[Records to process Boundary: Start]

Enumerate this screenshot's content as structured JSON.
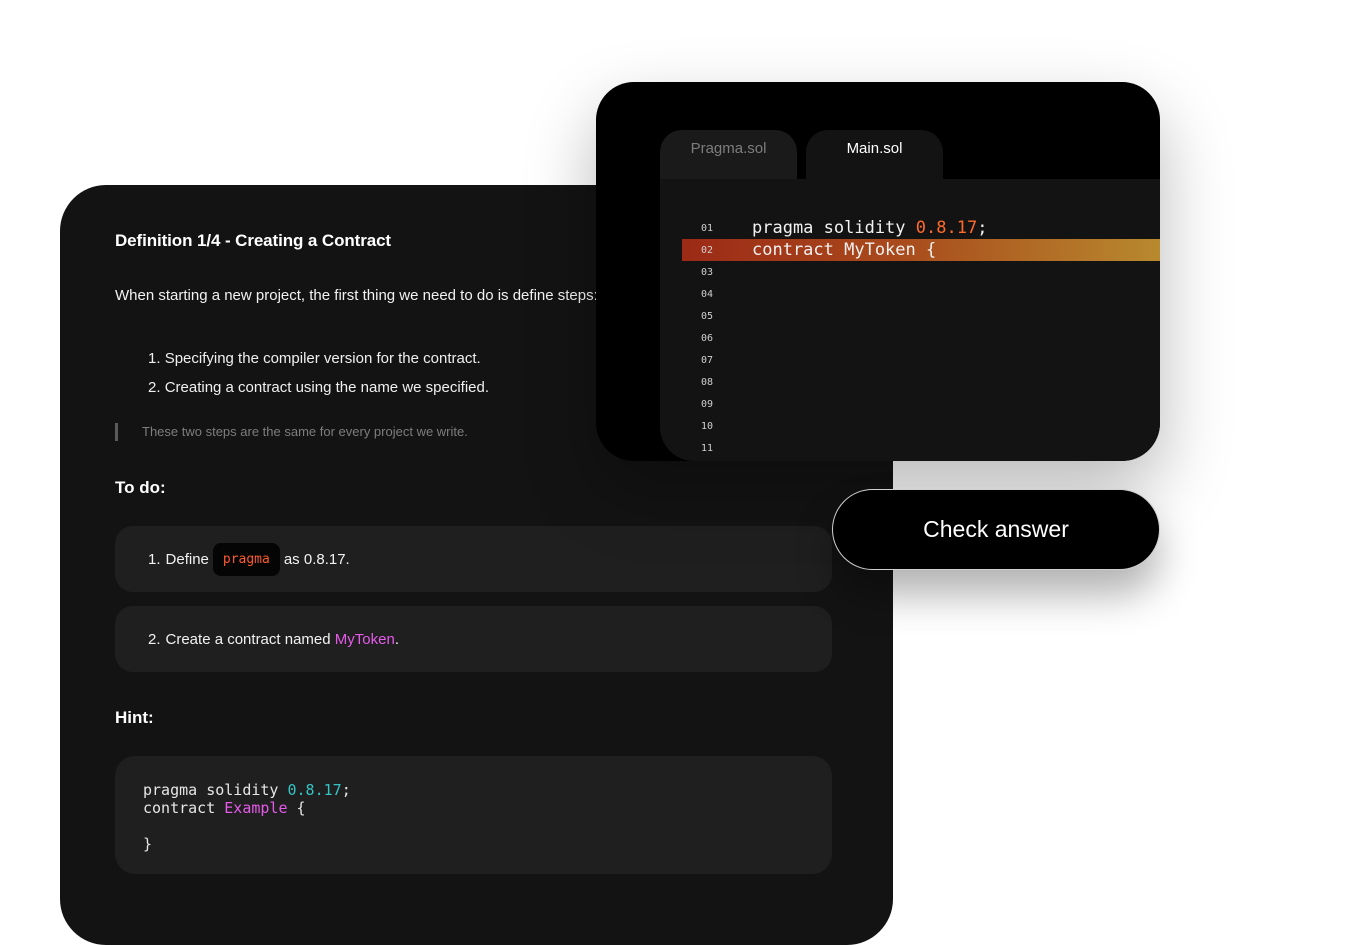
{
  "lesson": {
    "title": "Definition 1/4 - Creating a Contract",
    "intro": "When starting a new project, the first thing we need to do is define steps:",
    "steps": [
      {
        "num": "1.",
        "text": "Specifying the compiler version for the contract."
      },
      {
        "num": "2.",
        "text": "Creating a contract using the name we specified."
      }
    ],
    "note": "These two steps are the same for every project we write.",
    "todo_heading": "To do:",
    "todos": [
      {
        "num": "1.",
        "before": "Define",
        "chip": "pragma",
        "after": "as 0.8.17."
      },
      {
        "num": "2.",
        "before": "Create a contract named",
        "highlight": "MyToken",
        "after": "."
      }
    ],
    "hint_heading": "Hint:",
    "hint_code": {
      "line1_kw": "pragma solidity ",
      "line1_ver": "0.8.17",
      "line1_end": ";",
      "line2_kw": "contract ",
      "line2_name": "Example",
      "line2_end": " {",
      "line4": "}"
    }
  },
  "editor": {
    "tabs": [
      {
        "label": "Pragma.sol",
        "active": false
      },
      {
        "label": "Main.sol",
        "active": true
      }
    ],
    "lines": [
      {
        "num": "01",
        "kw": "pragma solidity ",
        "ver": "0.8.17",
        "end": ";"
      },
      {
        "num": "02",
        "text": "contract MyToken {",
        "highlighted": true
      },
      {
        "num": "03",
        "text": ""
      },
      {
        "num": "04",
        "text": ""
      },
      {
        "num": "05",
        "text": ""
      },
      {
        "num": "06",
        "text": ""
      },
      {
        "num": "07",
        "text": ""
      },
      {
        "num": "08",
        "text": ""
      },
      {
        "num": "09",
        "text": ""
      },
      {
        "num": "10",
        "text": ""
      },
      {
        "num": "11",
        "text": ""
      }
    ]
  },
  "check_button": {
    "label": "Check answer"
  },
  "colors": {
    "panel_bg": "#131313",
    "card_bg": "#1f1f1f",
    "chip_text": "#ff5a2a",
    "name_magenta": "#e45ae9",
    "hint_version_cyan": "#34c4c4",
    "highlight_start": "#9c2a16",
    "highlight_end": "#b8892e"
  }
}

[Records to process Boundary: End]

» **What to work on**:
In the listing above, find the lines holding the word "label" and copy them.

» **Response to this task**:
        "label": "Pragma.sol",
        "label": "Main.sol",
    "label": "Check answer"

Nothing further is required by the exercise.